There have been contradictory reports regarding resistance exercise and central arterial compliance. The American Heart Association has recommended its use in preventing/treating cardiovascular diseases. We examined the effects of long-term endurance running and intense resistance training on central hemodynamics, compared with healthy control (CON).
Sixty-nine male participants, 25–50 years [19 intense resistance trained (IRT) group, 21 endurance runners, and 29 CON] were investigated by radial tonometry-pulse wave analysis, pulse wave velocity (PWV), and echocardiogram. Data were expressed as mean ± SE (median). Differences were tested by analysis of variance and analysis of covariance was used to adjust for confounding variables.
There were no differences among groups regarding age, height (Ht), brachial and central blood pressure. Resting heart rate (HR) was lower and high-density lipoprotein cholesterol (HDL-C) higher in endurance runners. Weight, peripheral pulse pressure, and pulse pressure amplification were higher and HDL-C lower in the IRT group. Left ventricular mass and creatine phosphokinase were higher in trained participants. Relative wall thickness was similar among groups. The ratio of the velocity of peak E and A waves (E/A) was higher and PWV significantly lower in endurance runners (7.2 ± 0.14 m/s) and IRT (7.5 ± 0.14 m/s) as compared with CON (8.2 ± 0.16 m/s) even after adjustments for age, Ht, HR and mean arterial pressure (MAP), or mean systolic pressure.
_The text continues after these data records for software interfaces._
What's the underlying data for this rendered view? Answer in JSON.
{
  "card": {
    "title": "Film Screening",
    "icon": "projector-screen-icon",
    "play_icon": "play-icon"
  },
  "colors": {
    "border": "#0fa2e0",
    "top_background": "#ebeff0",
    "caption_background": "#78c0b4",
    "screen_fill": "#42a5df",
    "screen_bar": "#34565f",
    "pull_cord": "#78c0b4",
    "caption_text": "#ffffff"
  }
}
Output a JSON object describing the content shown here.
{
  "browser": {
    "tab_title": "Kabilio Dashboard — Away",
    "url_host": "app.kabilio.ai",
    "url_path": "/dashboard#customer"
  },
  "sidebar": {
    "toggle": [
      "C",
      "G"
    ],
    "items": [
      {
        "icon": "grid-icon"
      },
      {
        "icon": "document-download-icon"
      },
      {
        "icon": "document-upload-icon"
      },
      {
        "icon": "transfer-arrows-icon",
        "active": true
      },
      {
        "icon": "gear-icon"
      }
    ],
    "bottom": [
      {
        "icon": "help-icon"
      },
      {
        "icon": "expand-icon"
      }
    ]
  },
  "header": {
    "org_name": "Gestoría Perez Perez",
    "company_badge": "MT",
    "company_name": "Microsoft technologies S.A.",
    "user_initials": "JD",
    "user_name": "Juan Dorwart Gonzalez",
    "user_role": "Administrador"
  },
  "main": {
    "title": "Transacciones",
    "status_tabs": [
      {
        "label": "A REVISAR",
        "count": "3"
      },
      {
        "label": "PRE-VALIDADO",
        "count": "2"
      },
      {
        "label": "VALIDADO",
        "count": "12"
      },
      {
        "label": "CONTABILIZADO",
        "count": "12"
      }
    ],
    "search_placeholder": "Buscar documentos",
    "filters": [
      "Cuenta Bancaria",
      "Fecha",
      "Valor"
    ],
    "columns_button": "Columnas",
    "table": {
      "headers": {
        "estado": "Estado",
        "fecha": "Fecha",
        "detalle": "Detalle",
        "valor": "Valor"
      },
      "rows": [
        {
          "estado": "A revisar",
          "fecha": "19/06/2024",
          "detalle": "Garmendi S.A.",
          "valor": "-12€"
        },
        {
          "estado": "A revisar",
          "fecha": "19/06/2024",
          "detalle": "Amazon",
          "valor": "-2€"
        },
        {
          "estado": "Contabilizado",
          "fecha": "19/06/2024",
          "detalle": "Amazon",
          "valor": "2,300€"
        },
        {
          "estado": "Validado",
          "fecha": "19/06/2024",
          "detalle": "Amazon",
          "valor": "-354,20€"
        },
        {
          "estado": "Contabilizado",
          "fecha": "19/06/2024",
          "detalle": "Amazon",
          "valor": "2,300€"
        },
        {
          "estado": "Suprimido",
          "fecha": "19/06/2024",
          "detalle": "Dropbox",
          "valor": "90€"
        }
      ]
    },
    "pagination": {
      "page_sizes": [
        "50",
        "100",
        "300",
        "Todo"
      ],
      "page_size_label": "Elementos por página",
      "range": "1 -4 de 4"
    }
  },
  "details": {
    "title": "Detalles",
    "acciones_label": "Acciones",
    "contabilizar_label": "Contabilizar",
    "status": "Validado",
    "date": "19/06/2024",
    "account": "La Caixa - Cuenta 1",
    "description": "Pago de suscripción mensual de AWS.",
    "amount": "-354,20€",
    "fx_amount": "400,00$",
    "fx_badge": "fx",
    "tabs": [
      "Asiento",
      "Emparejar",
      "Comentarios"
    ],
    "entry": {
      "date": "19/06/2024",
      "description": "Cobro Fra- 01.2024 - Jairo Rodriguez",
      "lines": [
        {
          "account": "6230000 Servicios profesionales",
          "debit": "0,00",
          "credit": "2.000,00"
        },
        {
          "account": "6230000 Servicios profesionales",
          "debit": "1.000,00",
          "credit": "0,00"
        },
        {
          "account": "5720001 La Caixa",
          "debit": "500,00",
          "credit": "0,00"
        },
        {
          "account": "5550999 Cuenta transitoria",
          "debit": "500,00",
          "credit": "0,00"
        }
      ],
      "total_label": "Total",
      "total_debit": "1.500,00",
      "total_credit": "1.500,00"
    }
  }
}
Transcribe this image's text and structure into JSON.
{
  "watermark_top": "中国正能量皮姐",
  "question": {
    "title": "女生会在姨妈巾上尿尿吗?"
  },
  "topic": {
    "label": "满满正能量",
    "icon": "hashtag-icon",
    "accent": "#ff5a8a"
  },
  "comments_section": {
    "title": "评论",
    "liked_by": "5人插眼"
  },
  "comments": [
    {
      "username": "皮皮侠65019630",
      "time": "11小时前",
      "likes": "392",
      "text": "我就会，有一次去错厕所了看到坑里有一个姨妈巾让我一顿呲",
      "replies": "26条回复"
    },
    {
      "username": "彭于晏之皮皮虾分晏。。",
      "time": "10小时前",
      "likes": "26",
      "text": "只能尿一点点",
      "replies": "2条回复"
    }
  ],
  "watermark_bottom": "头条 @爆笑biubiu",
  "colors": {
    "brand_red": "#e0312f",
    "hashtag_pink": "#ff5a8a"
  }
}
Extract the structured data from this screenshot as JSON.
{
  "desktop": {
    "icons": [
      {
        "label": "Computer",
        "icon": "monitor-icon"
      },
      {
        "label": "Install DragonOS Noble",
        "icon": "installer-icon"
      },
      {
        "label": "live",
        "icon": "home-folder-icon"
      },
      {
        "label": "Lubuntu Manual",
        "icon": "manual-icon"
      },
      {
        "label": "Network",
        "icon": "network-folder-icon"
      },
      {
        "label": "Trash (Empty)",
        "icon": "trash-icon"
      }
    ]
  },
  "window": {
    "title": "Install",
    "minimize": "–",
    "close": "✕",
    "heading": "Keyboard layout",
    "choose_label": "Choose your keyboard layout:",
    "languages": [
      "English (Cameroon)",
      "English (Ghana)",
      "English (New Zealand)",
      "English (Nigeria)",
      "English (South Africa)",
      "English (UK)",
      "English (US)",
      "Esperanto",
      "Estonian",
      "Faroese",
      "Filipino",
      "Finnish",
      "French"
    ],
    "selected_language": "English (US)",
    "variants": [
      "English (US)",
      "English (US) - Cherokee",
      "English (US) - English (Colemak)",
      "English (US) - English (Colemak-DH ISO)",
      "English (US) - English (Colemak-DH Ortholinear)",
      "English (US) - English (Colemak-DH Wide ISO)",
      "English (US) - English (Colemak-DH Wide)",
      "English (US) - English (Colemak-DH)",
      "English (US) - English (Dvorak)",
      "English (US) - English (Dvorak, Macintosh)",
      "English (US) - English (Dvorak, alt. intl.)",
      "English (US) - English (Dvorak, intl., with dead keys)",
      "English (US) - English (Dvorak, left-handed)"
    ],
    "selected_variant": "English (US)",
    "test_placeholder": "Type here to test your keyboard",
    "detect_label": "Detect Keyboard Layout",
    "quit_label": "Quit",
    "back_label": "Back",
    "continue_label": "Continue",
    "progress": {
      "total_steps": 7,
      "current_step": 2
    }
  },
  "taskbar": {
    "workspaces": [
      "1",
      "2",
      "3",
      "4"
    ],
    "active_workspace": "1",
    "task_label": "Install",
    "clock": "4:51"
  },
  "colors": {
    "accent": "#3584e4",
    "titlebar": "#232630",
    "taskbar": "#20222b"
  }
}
Differences in central augmentation pressure (cAP) adjusted for age, height, systolic or MAP, PWV, and HR (IRT equal to 0.08 ± 0.9, CON equal to 3.4 ± 0.9 and endurance running equal to 3.6 ± 1) were no longer significant after further adjustments to aortic diameter or weight.
Long-term resistance training in men is associated with preserved cardiac structure/function, decreased aortic stiffness, and lower cAP.